Exercise materials:
· · · · · · ·
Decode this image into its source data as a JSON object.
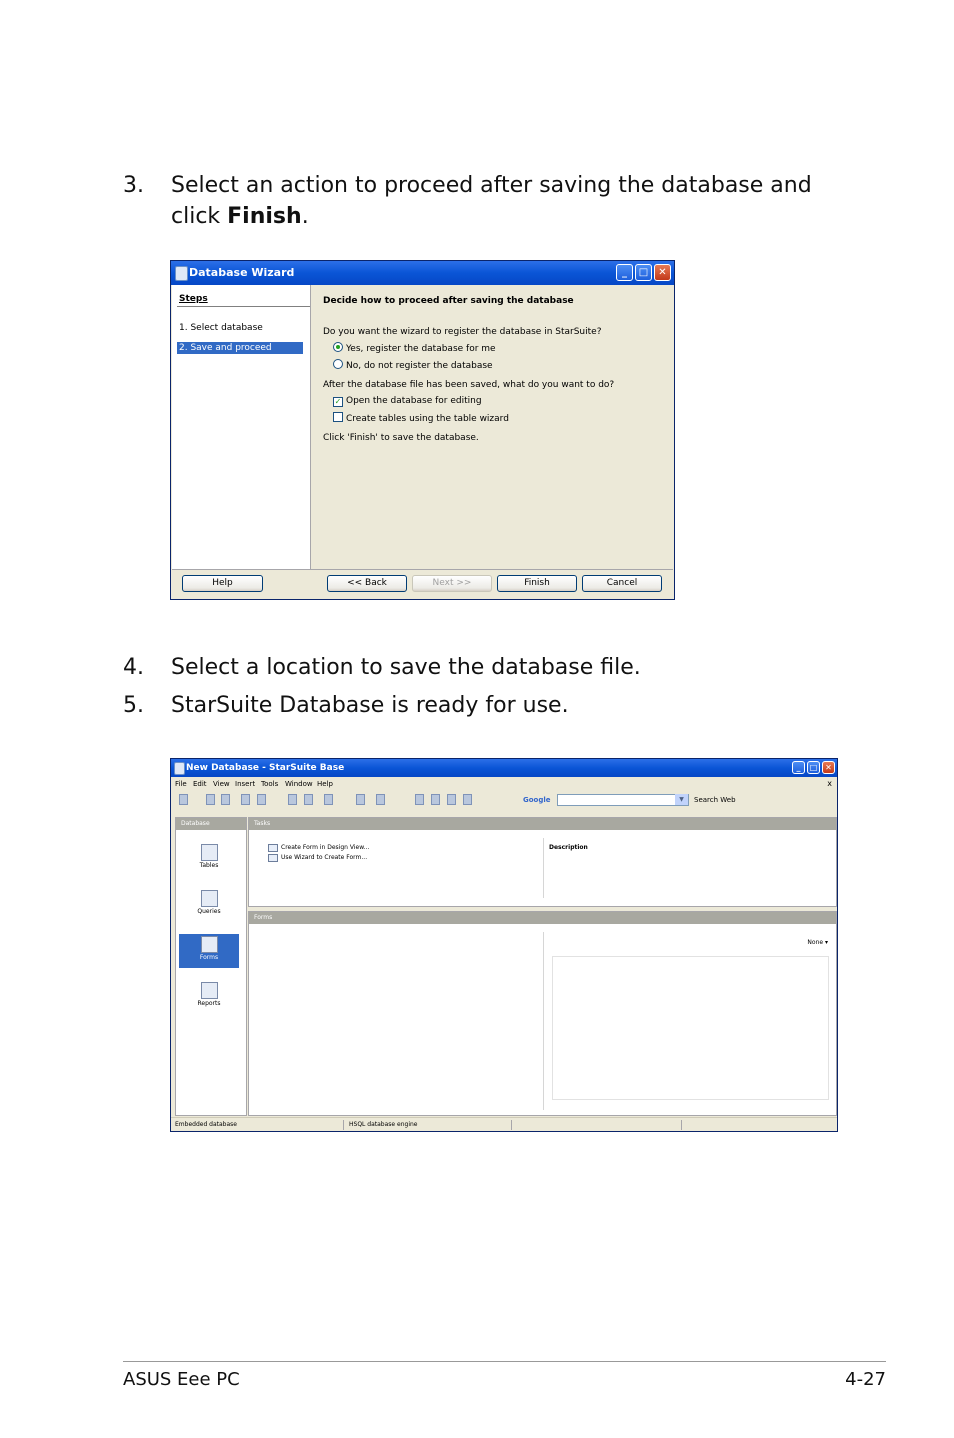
{
  "steps": [
    {
      "number": "3.",
      "text_before": "Select an action to proceed after saving the database and click ",
      "bold": "Finish",
      "text_after": "."
    },
    {
      "number": "4.",
      "text": "Select a location to save the database file."
    },
    {
      "number": "5.",
      "text": "StarSuite Database is ready for use."
    }
  ],
  "wizard": {
    "title": "Database Wizard",
    "steps_heading": "Steps",
    "step_items": [
      "1.  Select database",
      "2.  Save and proceed"
    ],
    "heading": "Decide how to proceed after saving the database",
    "question1": "Do you want the wizard to register the database in StarSuite?",
    "radio_yes": "Yes, register the database for me",
    "radio_no": "No, do not register the database",
    "question2": "After the database file has been saved, what do you want to do?",
    "check_open": "Open the database for editing",
    "check_create": "Create tables using the table wizard",
    "finish_note": "Click 'Finish' to save the database.",
    "buttons": {
      "help": "Help",
      "back": "<< Back",
      "next": "Next >>",
      "finish": "Finish",
      "cancel": "Cancel"
    }
  },
  "base": {
    "title": "New Database - StarSuite Base",
    "menu": [
      "File",
      "Edit",
      "View",
      "Insert",
      "Tools",
      "Window",
      "Help"
    ],
    "menu_close": "x",
    "google_label": "Google",
    "search_web": "Search Web",
    "database_heading": "Database",
    "db_items": [
      "Tables",
      "Queries",
      "Forms",
      "Reports"
    ],
    "tasks_heading": "Tasks",
    "task_items": [
      "Create Form in Design View...",
      "Use Wizard to Create Form..."
    ],
    "description_label": "Description",
    "forms_heading": "Forms",
    "none_label": "None",
    "status_left": "Embedded database",
    "status_mid": "HSQL database engine"
  },
  "footer": {
    "left": "ASUS Eee PC",
    "right": "4-27"
  }
}
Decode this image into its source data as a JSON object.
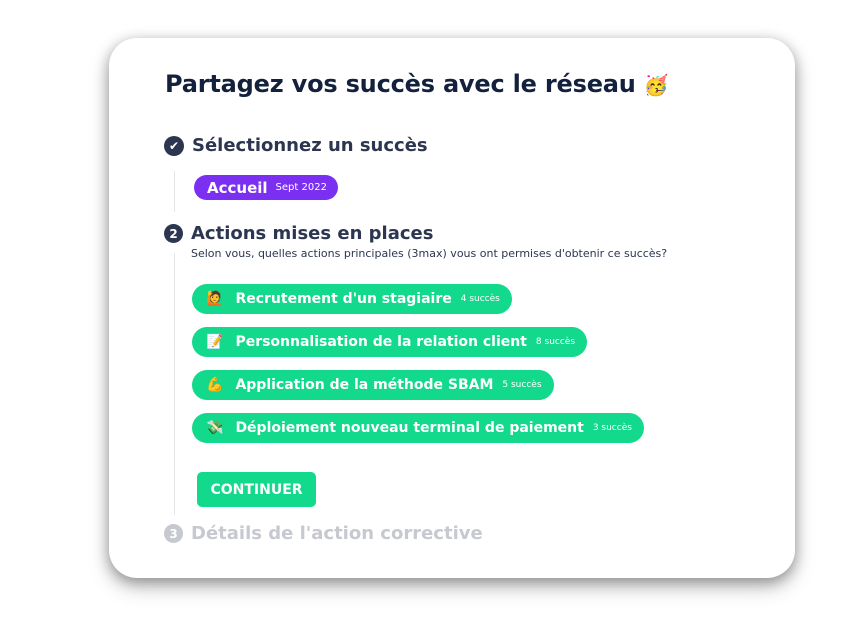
{
  "title": "Partagez vos succès avec le réseau",
  "title_emoji": "🥳",
  "colors": {
    "primary_green": "#12d98c",
    "purple": "#7b2ff0",
    "navy": "#14213d",
    "muted": "#c7c9d0"
  },
  "steps": [
    {
      "marker": "check-circle-icon",
      "label": "Sélectionnez un succès",
      "selected": {
        "label": "Accueil",
        "date": "Sept 2022"
      }
    },
    {
      "number": "2",
      "label": "Actions mises en places",
      "description": "Selon vous, quelles actions principales (3max) vous ont permises d'obtenir ce succès?",
      "actions": [
        {
          "emoji": "🙋",
          "label": "Recrutement d'un stagiaire",
          "count": "4 succès"
        },
        {
          "emoji": "📝",
          "label": "Personnalisation de la relation client",
          "count": "8 succès"
        },
        {
          "emoji": "💪",
          "label": "Application de la méthode SBAM",
          "count": "5 succès"
        },
        {
          "emoji": "💸",
          "label": "Déploiement nouveau terminal de paiement",
          "count": "3 succès"
        }
      ],
      "continue_label": "CONTINUER"
    },
    {
      "number": "3",
      "label": "Détails de l'action corrective"
    }
  ]
}
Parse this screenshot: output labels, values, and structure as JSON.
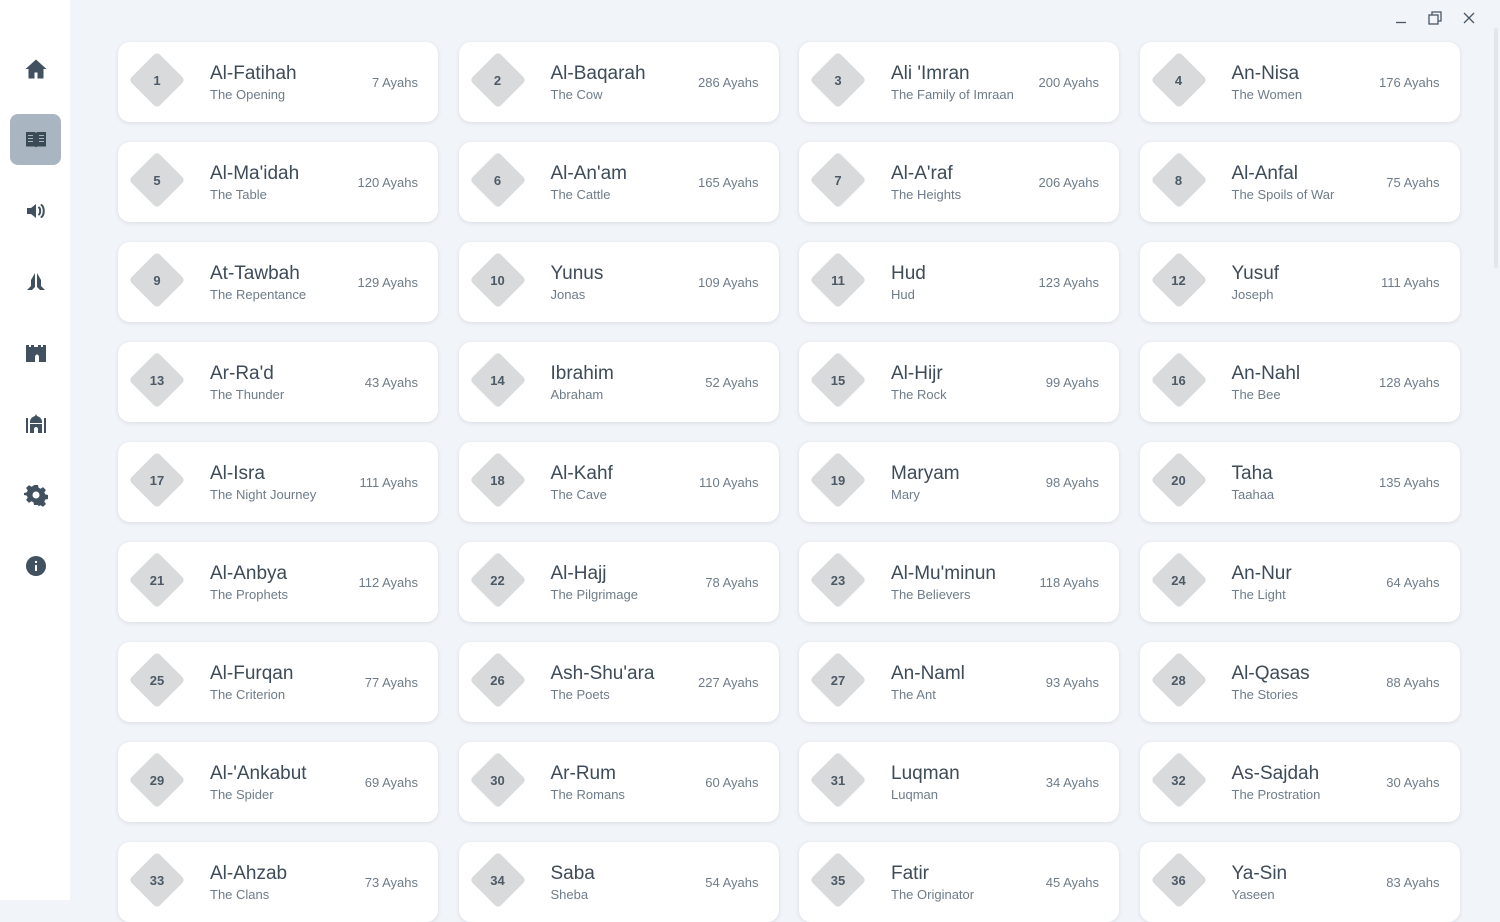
{
  "sidebar": {
    "items": [
      {
        "icon": "home-icon",
        "active": false
      },
      {
        "icon": "quran-book-icon",
        "active": true
      },
      {
        "icon": "audio-speaker-icon",
        "active": false
      },
      {
        "icon": "praying-hands-icon",
        "active": false
      },
      {
        "icon": "castle-icon",
        "active": false
      },
      {
        "icon": "mosque-icon",
        "active": false
      },
      {
        "icon": "gear-icon",
        "active": false
      },
      {
        "icon": "info-icon",
        "active": false
      }
    ]
  },
  "window_controls": [
    "minimize-icon",
    "restore-icon",
    "close-icon"
  ],
  "colors": {
    "accent": "#a9b5c0",
    "background": "#f1f4f8",
    "badge": "#d9dadb"
  },
  "surahs": [
    {
      "number": "1",
      "name": "Al-Fatihah",
      "meaning": "The Opening",
      "ayahs": "7 Ayahs"
    },
    {
      "number": "2",
      "name": "Al-Baqarah",
      "meaning": "The Cow",
      "ayahs": "286 Ayahs"
    },
    {
      "number": "3",
      "name": "Ali 'Imran",
      "meaning": "The Family of Imraan",
      "ayahs": "200 Ayahs"
    },
    {
      "number": "4",
      "name": "An-Nisa",
      "meaning": "The Women",
      "ayahs": "176 Ayahs"
    },
    {
      "number": "5",
      "name": "Al-Ma'idah",
      "meaning": "The Table",
      "ayahs": "120 Ayahs"
    },
    {
      "number": "6",
      "name": "Al-An'am",
      "meaning": "The Cattle",
      "ayahs": "165 Ayahs"
    },
    {
      "number": "7",
      "name": "Al-A'raf",
      "meaning": "The Heights",
      "ayahs": "206 Ayahs"
    },
    {
      "number": "8",
      "name": "Al-Anfal",
      "meaning": "The Spoils of War",
      "ayahs": "75 Ayahs"
    },
    {
      "number": "9",
      "name": "At-Tawbah",
      "meaning": "The Repentance",
      "ayahs": "129 Ayahs"
    },
    {
      "number": "10",
      "name": "Yunus",
      "meaning": "Jonas",
      "ayahs": "109 Ayahs"
    },
    {
      "number": "11",
      "name": "Hud",
      "meaning": "Hud",
      "ayahs": "123 Ayahs"
    },
    {
      "number": "12",
      "name": "Yusuf",
      "meaning": "Joseph",
      "ayahs": "111 Ayahs"
    },
    {
      "number": "13",
      "name": "Ar-Ra'd",
      "meaning": "The Thunder",
      "ayahs": "43 Ayahs"
    },
    {
      "number": "14",
      "name": "Ibrahim",
      "meaning": "Abraham",
      "ayahs": "52 Ayahs"
    },
    {
      "number": "15",
      "name": "Al-Hijr",
      "meaning": "The Rock",
      "ayahs": "99 Ayahs"
    },
    {
      "number": "16",
      "name": "An-Nahl",
      "meaning": "The Bee",
      "ayahs": "128 Ayahs"
    },
    {
      "number": "17",
      "name": "Al-Isra",
      "meaning": "The Night Journey",
      "ayahs": "111 Ayahs"
    },
    {
      "number": "18",
      "name": "Al-Kahf",
      "meaning": "The Cave",
      "ayahs": "110 Ayahs"
    },
    {
      "number": "19",
      "name": "Maryam",
      "meaning": "Mary",
      "ayahs": "98 Ayahs"
    },
    {
      "number": "20",
      "name": "Taha",
      "meaning": "Taahaa",
      "ayahs": "135 Ayahs"
    },
    {
      "number": "21",
      "name": "Al-Anbya",
      "meaning": "The Prophets",
      "ayahs": "112 Ayahs"
    },
    {
      "number": "22",
      "name": "Al-Hajj",
      "meaning": "The Pilgrimage",
      "ayahs": "78 Ayahs"
    },
    {
      "number": "23",
      "name": "Al-Mu'minun",
      "meaning": "The Believers",
      "ayahs": "118 Ayahs"
    },
    {
      "number": "24",
      "name": "An-Nur",
      "meaning": "The Light",
      "ayahs": "64 Ayahs"
    },
    {
      "number": "25",
      "name": "Al-Furqan",
      "meaning": "The Criterion",
      "ayahs": "77 Ayahs"
    },
    {
      "number": "26",
      "name": "Ash-Shu'ara",
      "meaning": "The Poets",
      "ayahs": "227 Ayahs"
    },
    {
      "number": "27",
      "name": "An-Naml",
      "meaning": "The Ant",
      "ayahs": "93 Ayahs"
    },
    {
      "number": "28",
      "name": "Al-Qasas",
      "meaning": "The Stories",
      "ayahs": "88 Ayahs"
    },
    {
      "number": "29",
      "name": "Al-'Ankabut",
      "meaning": "The Spider",
      "ayahs": "69 Ayahs"
    },
    {
      "number": "30",
      "name": "Ar-Rum",
      "meaning": "The Romans",
      "ayahs": "60 Ayahs"
    },
    {
      "number": "31",
      "name": "Luqman",
      "meaning": "Luqman",
      "ayahs": "34 Ayahs"
    },
    {
      "number": "32",
      "name": "As-Sajdah",
      "meaning": "The Prostration",
      "ayahs": "30 Ayahs"
    },
    {
      "number": "33",
      "name": "Al-Ahzab",
      "meaning": "The Clans",
      "ayahs": "73 Ayahs"
    },
    {
      "number": "34",
      "name": "Saba",
      "meaning": "Sheba",
      "ayahs": "54 Ayahs"
    },
    {
      "number": "35",
      "name": "Fatir",
      "meaning": "The Originator",
      "ayahs": "45 Ayahs"
    },
    {
      "number": "36",
      "name": "Ya-Sin",
      "meaning": "Yaseen",
      "ayahs": "83 Ayahs"
    }
  ]
}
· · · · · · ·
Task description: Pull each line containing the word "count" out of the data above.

Problem solution:
          "count": "4 succès"
          "count": "8 succès"
          "count": "5 succès"
          "count": "3 succès"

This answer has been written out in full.